* [Task goal] The listing that follows should be duplicated character for character.

* [Extracted material]
★ ★ ★ ★ ★ ★ ★

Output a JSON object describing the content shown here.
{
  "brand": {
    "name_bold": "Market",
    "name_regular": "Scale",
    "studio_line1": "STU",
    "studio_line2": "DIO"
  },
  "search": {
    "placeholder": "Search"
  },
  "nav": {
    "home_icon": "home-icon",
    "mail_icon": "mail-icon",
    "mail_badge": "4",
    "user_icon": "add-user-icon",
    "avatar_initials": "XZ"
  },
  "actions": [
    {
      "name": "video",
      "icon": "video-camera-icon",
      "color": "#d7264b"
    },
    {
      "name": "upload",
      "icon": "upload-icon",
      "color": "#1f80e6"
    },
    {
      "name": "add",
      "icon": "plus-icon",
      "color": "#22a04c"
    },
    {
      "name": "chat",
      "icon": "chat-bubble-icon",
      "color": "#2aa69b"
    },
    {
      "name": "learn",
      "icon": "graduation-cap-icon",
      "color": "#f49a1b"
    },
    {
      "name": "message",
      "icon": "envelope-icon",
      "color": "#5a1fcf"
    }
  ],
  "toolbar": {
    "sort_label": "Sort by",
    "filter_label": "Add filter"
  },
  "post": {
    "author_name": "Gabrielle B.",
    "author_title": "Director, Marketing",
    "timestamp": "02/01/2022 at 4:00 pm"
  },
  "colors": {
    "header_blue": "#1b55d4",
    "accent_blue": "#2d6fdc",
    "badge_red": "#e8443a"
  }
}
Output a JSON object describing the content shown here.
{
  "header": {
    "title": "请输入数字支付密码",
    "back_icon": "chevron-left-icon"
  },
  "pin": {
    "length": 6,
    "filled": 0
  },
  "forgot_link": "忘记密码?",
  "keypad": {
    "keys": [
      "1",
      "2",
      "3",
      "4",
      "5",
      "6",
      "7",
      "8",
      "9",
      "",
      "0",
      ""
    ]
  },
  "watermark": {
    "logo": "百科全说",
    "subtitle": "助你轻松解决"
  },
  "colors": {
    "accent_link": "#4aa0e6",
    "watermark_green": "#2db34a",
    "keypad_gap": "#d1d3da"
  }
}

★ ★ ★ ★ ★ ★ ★

* [Exercise solution]
Output a JSON object describing the content shown here.
{
  "brand": {
    "name_bold": "Market",
    "name_regular": "Scale",
    "studio_line1": "STU",
    "studio_line2": "DIO"
  },
  "search": {
    "placeholder": "Search"
  },
  "nav": {
    "home_icon": "home-icon",
    "mail_icon": "mail-icon",
    "mail_badge": "4",
    "user_icon": "add-user-icon",
    "avatar_initials": "XZ"
  },
  "actions": [
    {
      "name": "video",
      "icon": "video-camera-icon",
      "color": "#d7264b"
    },
    {
      "name": "upload",
      "icon": "upload-icon",
      "color": "#1f80e6"
    },
    {
      "name": "add",
      "icon": "plus-icon",
      "color": "#22a04c"
    },
    {
      "name": "chat",
      "icon": "chat-bubble-icon",
      "color": "#2aa69b"
    },
    {
      "name": "learn",
      "icon": "graduation-cap-icon",
      "color": "#f49a1b"
    },
    {
      "name": "message",
      "icon": "envelope-icon",
      "color": "#5a1fcf"
    }
  ],
  "toolbar": {
    "sort_label": "Sort by",
    "filter_label": "Add filter"
  },
  "post": {
    "author_name": "Gabrielle B.",
    "author_title": "Director, Marketing",
    "timestamp": "02/01/2022 at 4:00 pm"
  },
  "colors": {
    "header_blue": "#1b55d4",
    "accent_blue": "#2d6fdc",
    "badge_red": "#e8443a"
  }
}
Output a JSON object describing the content shown here.
{
  "header": {
    "title": "请输入数字支付密码",
    "back_icon": "chevron-left-icon"
  },
  "pin": {
    "length": 6,
    "filled": 0
  },
  "forgot_link": "忘记密码?",
  "keypad": {
    "keys": [
      "1",
      "2",
      "3",
      "4",
      "5",
      "6",
      "7",
      "8",
      "9",
      "",
      "0",
      ""
    ]
  },
  "watermark": {
    "logo": "百科全说",
    "subtitle": "助你轻松解决"
  },
  "colors": {
    "accent_link": "#4aa0e6",
    "watermark_green": "#2db34a",
    "keypad_gap": "#d1d3da"
  }
}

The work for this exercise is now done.